• **PROBLEM TO SOLVE**
Go through the data and report each line that holds the string "action".

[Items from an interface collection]
○ ○ ○ ○ ○

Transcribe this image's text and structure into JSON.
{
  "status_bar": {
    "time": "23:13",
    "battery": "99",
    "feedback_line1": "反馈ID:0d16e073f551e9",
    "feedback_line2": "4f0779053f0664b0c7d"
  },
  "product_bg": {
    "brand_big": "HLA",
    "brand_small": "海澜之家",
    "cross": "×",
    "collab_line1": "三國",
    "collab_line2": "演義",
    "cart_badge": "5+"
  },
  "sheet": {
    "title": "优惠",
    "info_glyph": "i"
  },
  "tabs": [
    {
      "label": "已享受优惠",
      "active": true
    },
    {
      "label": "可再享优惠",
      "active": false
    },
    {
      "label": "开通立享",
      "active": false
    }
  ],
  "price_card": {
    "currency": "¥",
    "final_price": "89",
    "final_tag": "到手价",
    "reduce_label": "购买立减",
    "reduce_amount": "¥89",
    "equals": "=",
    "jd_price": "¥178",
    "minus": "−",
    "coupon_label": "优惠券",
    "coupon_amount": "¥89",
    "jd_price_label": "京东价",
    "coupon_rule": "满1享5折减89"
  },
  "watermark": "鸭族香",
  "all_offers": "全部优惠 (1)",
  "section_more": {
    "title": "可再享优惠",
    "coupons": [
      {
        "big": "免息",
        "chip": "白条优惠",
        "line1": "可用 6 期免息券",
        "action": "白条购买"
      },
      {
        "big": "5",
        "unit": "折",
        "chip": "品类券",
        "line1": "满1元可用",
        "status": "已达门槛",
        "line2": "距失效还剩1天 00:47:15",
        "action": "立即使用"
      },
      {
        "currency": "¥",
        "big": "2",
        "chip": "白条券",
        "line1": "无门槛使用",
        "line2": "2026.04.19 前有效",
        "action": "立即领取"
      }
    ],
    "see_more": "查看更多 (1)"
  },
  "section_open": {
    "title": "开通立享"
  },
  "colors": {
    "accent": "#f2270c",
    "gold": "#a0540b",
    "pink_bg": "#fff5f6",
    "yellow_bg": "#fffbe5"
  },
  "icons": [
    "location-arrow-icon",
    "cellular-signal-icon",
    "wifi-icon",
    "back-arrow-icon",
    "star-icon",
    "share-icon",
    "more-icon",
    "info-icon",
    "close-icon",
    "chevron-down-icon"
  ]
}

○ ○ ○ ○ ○

• **REPLY**
        "action": "白条购买"
        "action": "立即使用"
        "action": "立即领取"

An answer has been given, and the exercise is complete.